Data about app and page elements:
>>>
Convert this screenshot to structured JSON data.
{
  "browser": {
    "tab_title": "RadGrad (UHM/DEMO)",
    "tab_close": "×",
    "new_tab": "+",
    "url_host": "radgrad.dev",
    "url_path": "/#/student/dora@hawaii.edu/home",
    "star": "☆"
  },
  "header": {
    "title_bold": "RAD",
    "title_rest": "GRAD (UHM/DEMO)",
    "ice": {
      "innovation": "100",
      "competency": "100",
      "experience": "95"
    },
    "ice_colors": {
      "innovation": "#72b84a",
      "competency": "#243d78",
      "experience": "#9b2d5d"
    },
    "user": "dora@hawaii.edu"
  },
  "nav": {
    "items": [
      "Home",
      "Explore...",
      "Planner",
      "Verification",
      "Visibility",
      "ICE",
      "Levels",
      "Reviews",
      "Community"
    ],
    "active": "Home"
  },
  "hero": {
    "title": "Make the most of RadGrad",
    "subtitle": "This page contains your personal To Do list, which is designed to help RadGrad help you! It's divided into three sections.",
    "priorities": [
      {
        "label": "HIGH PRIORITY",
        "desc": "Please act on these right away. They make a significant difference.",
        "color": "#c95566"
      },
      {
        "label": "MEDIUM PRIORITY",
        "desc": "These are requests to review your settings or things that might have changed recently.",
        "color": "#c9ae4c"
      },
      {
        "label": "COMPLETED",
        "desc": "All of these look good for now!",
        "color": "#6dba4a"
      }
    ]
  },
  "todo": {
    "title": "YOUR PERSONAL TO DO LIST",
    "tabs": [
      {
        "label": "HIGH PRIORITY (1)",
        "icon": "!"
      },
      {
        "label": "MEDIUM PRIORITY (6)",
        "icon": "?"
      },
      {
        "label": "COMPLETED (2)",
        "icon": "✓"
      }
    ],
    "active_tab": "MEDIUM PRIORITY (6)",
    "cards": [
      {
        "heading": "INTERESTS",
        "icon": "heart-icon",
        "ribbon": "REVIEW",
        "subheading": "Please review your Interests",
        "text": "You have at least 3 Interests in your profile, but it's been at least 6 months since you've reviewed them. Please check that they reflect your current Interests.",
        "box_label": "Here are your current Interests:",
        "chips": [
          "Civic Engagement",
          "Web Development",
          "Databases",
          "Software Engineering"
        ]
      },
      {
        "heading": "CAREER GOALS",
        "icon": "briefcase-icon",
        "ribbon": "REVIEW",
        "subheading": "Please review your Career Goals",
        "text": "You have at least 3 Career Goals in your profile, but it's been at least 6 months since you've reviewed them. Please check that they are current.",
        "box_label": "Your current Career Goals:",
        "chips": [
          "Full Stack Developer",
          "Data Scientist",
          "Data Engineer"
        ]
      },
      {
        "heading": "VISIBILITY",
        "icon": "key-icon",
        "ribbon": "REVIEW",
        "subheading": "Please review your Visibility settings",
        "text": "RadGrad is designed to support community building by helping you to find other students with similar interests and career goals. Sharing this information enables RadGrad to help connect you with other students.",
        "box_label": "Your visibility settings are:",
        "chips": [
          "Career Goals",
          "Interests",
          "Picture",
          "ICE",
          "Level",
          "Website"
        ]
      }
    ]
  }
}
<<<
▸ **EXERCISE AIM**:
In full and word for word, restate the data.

▸ **OUTPUT BELOW**:
Convert this screenshot to structured JSON data.
{
  "browser": {
    "tab_title": "RadGrad (UHM/DEMO)",
    "tab_close": "×",
    "new_tab": "+",
    "url_host": "radgrad.dev",
    "url_path": "/#/student/dora@hawaii.edu/home",
    "star": "☆"
  },
  "header": {
    "title_bold": "RAD",
    "title_rest": "GRAD (UHM/DEMO)",
    "ice": {
      "innovation": "100",
      "competency": "100",
      "experience": "95"
    },
    "ice_colors": {
      "innovation": "#72b84a",
      "competency": "#243d78",
      "experience": "#9b2d5d"
    },
    "user": "dora@hawaii.edu"
  },
  "nav": {
    "items": [
      "Home",
      "Explore...",
      "Planner",
      "Verification",
      "Visibility",
      "ICE",
      "Levels",
      "Reviews",
      "Community"
    ],
    "active": "Home"
  },
  "hero": {
    "title": "Make the most of RadGrad",
    "subtitle": "This page contains your personal To Do list, which is designed to help RadGrad help you! It's divided into three sections.",
    "priorities": [
      {
        "label": "HIGH PRIORITY",
        "desc": "Please act on these right away. They make a significant difference.",
        "color": "#c95566"
      },
      {
        "label": "MEDIUM PRIORITY",
        "desc": "These are requests to review your settings or things that might have changed recently.",
        "color": "#c9ae4c"
      },
      {
        "label": "COMPLETED",
        "desc": "All of these look good for now!",
        "color": "#6dba4a"
      }
    ]
  },
  "todo": {
    "title": "YOUR PERSONAL TO DO LIST",
    "tabs": [
      {
        "label": "HIGH PRIORITY (1)",
        "icon": "!"
      },
      {
        "label": "MEDIUM PRIORITY (6)",
        "icon": "?"
      },
      {
        "label": "COMPLETED (2)",
        "icon": "✓"
      }
    ],
    "active_tab": "MEDIUM PRIORITY (6)",
    "cards": [
      {
        "heading": "INTERESTS",
        "icon": "heart-icon",
        "ribbon": "REVIEW",
        "subheading": "Please review your Interests",
        "text": "You have at least 3 Interests in your profile, but it's been at least 6 months since you've reviewed them. Please check that they reflect your current Interests.",
        "box_label": "Here are your current Interests:",
        "chips": [
          "Civic Engagement",
          "Web Development",
          "Databases",
          "Software Engineering"
        ]
      },
      {
        "heading": "CAREER GOALS",
        "icon": "briefcase-icon",
        "ribbon": "REVIEW",
        "subheading": "Please review your Career Goals",
        "text": "You have at least 3 Career Goals in your profile, but it's been at least 6 months since you've reviewed them. Please check that they are current.",
        "box_label": "Your current Career Goals:",
        "chips": [
          "Full Stack Developer",
          "Data Scientist",
          "Data Engineer"
        ]
      },
      {
        "heading": "VISIBILITY",
        "icon": "key-icon",
        "ribbon": "REVIEW",
        "subheading": "Please review your Visibility settings",
        "text": "RadGrad is designed to support community building by helping you to find other students with similar interests and career goals. Sharing this information enables RadGrad to help connect you with other students.",
        "box_label": "Your visibility settings are:",
        "chips": [
          "Career Goals",
          "Interests",
          "Picture",
          "ICE",
          "Level",
          "Website"
        ]
      }
    ]
  }
}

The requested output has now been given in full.